WHAT YOU NEED TO DO → Locate the string "image" in the listing below. Copy every line where it is found.

───── LISTED RECORDS ─────

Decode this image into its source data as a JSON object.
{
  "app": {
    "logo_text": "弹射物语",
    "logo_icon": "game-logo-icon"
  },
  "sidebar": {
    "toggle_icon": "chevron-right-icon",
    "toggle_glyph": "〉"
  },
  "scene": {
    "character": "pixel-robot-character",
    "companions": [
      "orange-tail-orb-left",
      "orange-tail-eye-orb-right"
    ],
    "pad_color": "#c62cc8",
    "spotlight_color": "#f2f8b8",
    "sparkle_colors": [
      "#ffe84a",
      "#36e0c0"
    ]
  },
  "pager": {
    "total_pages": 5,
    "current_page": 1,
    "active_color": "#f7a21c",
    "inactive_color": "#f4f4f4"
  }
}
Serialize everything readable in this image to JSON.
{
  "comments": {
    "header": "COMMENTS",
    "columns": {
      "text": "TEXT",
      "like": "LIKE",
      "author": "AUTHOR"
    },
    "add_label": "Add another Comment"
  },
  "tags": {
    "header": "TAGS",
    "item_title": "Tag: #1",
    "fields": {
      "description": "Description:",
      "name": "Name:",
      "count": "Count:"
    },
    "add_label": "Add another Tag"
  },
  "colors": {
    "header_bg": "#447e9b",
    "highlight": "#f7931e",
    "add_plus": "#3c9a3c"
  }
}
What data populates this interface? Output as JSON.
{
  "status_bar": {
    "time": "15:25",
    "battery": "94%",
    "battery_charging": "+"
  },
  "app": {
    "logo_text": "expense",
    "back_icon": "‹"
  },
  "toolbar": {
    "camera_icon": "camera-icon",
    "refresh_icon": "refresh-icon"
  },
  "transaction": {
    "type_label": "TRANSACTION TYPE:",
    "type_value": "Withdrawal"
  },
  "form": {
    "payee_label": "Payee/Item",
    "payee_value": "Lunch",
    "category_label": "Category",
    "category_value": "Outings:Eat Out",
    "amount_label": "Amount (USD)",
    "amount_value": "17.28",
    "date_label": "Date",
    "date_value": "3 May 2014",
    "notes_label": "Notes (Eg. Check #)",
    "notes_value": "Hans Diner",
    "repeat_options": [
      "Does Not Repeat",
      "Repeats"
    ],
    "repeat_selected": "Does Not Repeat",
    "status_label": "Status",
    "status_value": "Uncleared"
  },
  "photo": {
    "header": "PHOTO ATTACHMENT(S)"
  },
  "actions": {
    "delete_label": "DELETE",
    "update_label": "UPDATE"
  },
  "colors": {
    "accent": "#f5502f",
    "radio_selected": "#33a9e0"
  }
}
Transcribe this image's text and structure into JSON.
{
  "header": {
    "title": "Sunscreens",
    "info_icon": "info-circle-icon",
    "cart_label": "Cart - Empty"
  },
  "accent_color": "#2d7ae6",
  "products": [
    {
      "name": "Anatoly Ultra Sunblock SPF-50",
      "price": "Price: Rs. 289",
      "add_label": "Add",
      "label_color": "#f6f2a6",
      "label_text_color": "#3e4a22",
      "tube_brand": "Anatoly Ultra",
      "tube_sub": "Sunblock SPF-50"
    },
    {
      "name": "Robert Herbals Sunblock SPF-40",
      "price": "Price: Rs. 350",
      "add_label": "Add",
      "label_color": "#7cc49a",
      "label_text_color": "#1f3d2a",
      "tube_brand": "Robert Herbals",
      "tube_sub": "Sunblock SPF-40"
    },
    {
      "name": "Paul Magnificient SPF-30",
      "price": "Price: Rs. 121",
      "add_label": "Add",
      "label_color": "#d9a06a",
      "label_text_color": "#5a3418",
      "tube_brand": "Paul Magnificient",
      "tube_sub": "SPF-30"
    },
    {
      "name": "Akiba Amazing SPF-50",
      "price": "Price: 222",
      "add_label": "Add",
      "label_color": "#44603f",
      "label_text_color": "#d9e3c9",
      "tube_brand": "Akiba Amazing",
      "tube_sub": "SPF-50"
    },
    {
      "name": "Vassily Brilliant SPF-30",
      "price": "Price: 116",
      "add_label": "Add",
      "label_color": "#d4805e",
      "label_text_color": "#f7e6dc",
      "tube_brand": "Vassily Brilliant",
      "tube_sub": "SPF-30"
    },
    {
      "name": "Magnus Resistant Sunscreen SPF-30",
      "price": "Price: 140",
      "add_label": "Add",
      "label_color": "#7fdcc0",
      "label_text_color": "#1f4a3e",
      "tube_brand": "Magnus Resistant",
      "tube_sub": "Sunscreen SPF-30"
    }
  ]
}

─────

TASK OUTPUT →
Decode this image into its source data as a JSON object.
Serialize everything readable in this image to JSON.
Transcribe this image's text and structure into JSON.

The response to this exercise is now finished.